**Extracted information**
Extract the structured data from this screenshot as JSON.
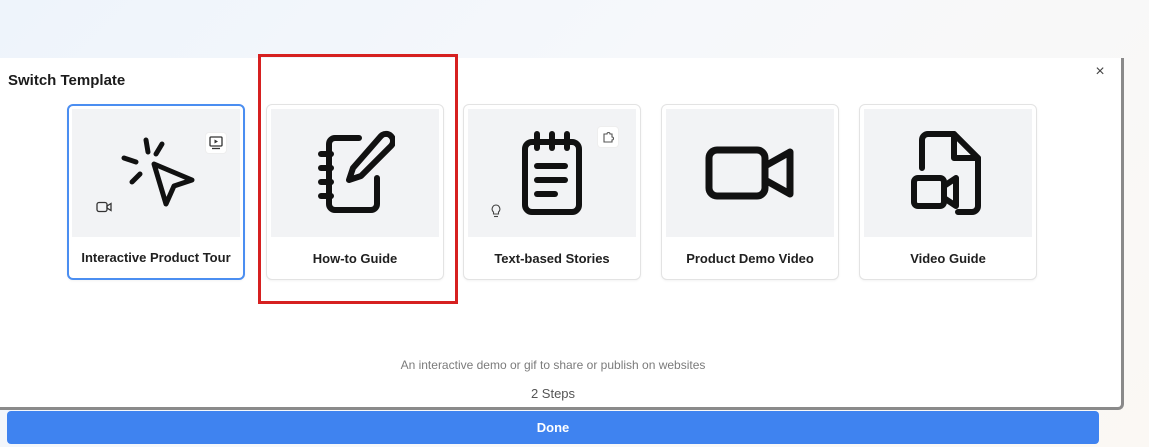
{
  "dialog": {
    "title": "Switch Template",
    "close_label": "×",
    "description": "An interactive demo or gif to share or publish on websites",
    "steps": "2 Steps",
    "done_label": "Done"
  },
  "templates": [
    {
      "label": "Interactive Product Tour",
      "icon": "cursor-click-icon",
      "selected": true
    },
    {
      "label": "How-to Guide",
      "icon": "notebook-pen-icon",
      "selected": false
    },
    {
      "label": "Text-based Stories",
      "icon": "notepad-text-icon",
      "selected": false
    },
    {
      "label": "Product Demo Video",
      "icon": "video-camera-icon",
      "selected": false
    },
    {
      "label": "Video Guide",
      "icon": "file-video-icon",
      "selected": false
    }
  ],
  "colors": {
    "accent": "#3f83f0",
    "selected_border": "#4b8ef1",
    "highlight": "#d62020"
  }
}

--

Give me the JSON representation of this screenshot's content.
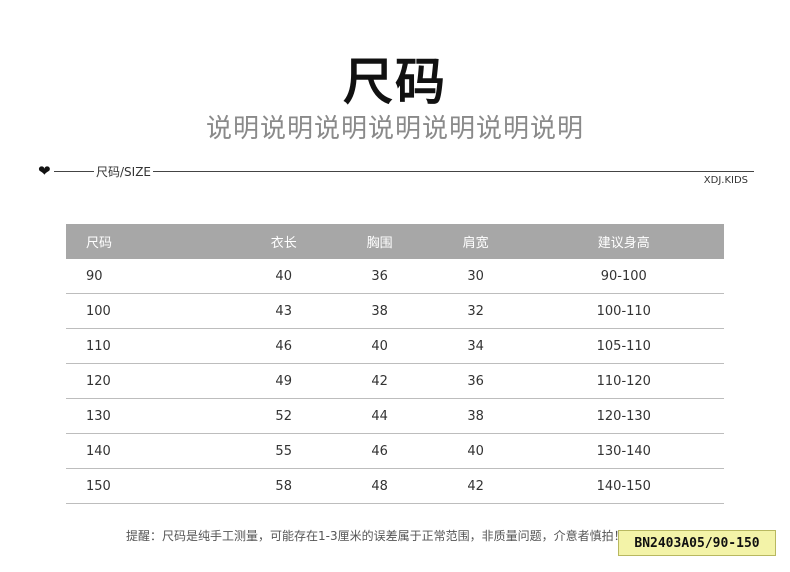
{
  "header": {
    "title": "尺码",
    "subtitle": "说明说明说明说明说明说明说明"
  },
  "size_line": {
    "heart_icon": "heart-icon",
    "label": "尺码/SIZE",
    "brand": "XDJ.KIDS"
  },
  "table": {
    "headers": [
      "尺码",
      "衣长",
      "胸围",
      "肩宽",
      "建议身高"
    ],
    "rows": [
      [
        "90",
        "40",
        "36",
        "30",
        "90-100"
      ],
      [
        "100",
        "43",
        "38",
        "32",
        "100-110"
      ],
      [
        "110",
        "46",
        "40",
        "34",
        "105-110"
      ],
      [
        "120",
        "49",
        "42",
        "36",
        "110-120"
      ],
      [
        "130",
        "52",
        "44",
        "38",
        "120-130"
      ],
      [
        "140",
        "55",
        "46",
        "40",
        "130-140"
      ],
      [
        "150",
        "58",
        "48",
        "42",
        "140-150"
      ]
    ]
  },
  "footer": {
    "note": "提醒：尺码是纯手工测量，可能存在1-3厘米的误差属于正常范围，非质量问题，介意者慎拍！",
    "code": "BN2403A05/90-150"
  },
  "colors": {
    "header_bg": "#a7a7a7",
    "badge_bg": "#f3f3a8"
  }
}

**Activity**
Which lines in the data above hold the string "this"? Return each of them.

**Written answer**
Extract the structured data from this screenshot as JSON.
Give me the JSON representation of this screenshot's content.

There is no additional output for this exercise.